Data excerpts:
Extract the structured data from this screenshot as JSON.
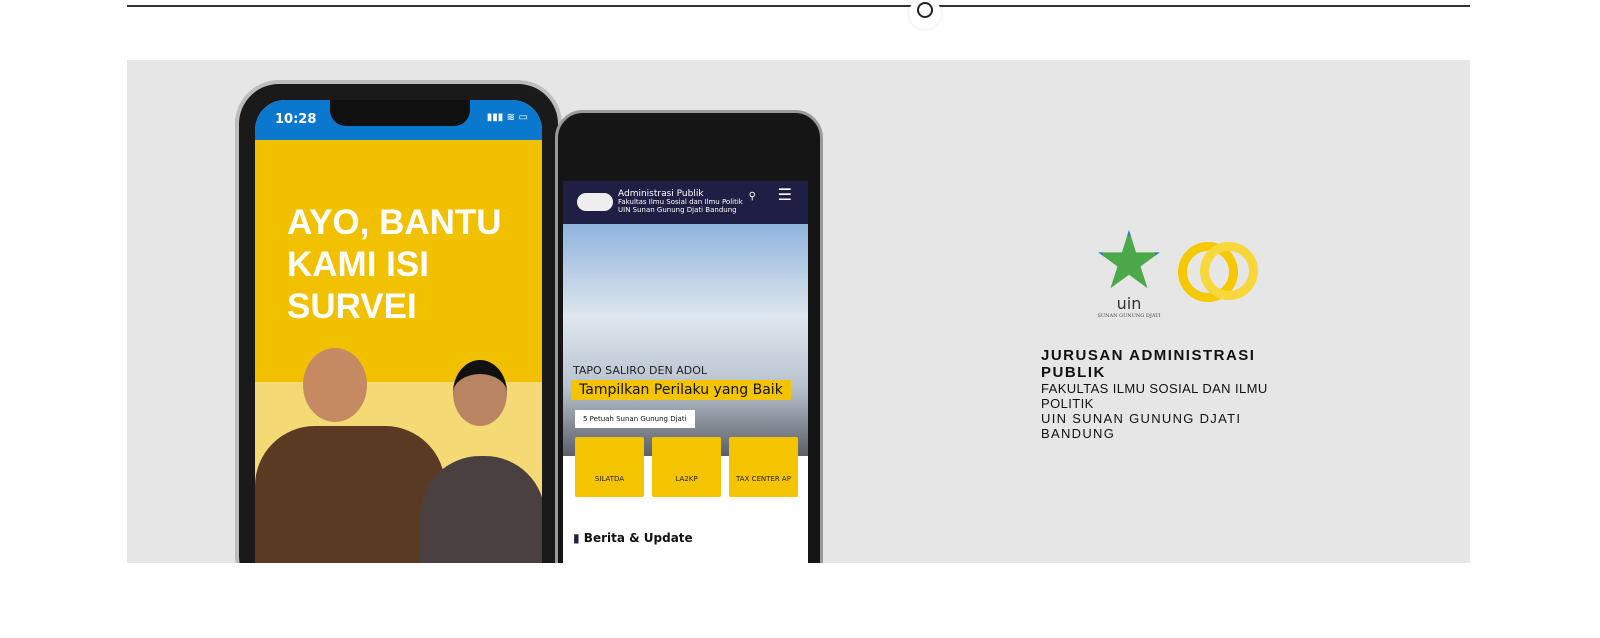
{
  "phone_left": {
    "time": "10:28",
    "status_icons": "▮▮▮ ≋ ▭",
    "headline": "AYO, BANTU\nKAMI ISI\nSURVEI"
  },
  "phone_right": {
    "site_title": "Administrasi Publik",
    "site_subtitle_1": "Fakultas Ilmu Sosial dan Ilmu Politik",
    "site_subtitle_2": "UIN Sunan Gunung Djati Bandung",
    "kicker": "TAPO SALIRO DEN ADOL",
    "headline": "Tampilkan Perilaku yang Baik",
    "sub": "5 Petuah Sunan Gunung Djati",
    "tiles": [
      {
        "label": "SILATDA"
      },
      {
        "label": "LA2KP"
      },
      {
        "label": "TAX CENTER AP"
      }
    ],
    "section": "Berita & Update"
  },
  "branding": {
    "uin_logo_text": "uin",
    "uin_logo_sub": "SUNAN GUNUNG DJATI",
    "line1": "JURUSAN ADMINISTRASI PUBLIK",
    "line2": "FAKULTAS ILMU SOSIAL DAN ILMU POLITIK",
    "line3": "UIN SUNAN GUNUNG DJATI BANDUNG"
  },
  "colors": {
    "accent_yellow": "#f1c100",
    "navy": "#1f1f45",
    "status_blue": "#0b78d0",
    "banner_bg": "#e6e6e6"
  }
}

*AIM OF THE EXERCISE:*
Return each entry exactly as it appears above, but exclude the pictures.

*ANSWER TO THIS PROBLEM:*
Extract the structured data from this screenshot as JSON.
{
  "phone_left": {
    "time": "10:28",
    "status_icons": "▮▮▮ ≋ ▭",
    "headline": "AYO, BANTU\nKAMI ISI\nSURVEI"
  },
  "phone_right": {
    "site_title": "Administrasi Publik",
    "site_subtitle_1": "Fakultas Ilmu Sosial dan Ilmu Politik",
    "site_subtitle_2": "UIN Sunan Gunung Djati Bandung",
    "kicker": "TAPO SALIRO DEN ADOL",
    "headline": "Tampilkan Perilaku yang Baik",
    "sub": "5 Petuah Sunan Gunung Djati",
    "tiles": [
      {
        "label": "SILATDA"
      },
      {
        "label": "LA2KP"
      },
      {
        "label": "TAX CENTER AP"
      }
    ],
    "section": "Berita & Update"
  },
  "branding": {
    "uin_logo_text": "uin",
    "uin_logo_sub": "SUNAN GUNUNG DJATI",
    "line1": "JURUSAN ADMINISTRASI PUBLIK",
    "line2": "FAKULTAS ILMU SOSIAL DAN ILMU POLITIK",
    "line3": "UIN SUNAN GUNUNG DJATI BANDUNG"
  },
  "colors": {
    "accent_yellow": "#f1c100",
    "navy": "#1f1f45",
    "status_blue": "#0b78d0",
    "banner_bg": "#e6e6e6"
  }
}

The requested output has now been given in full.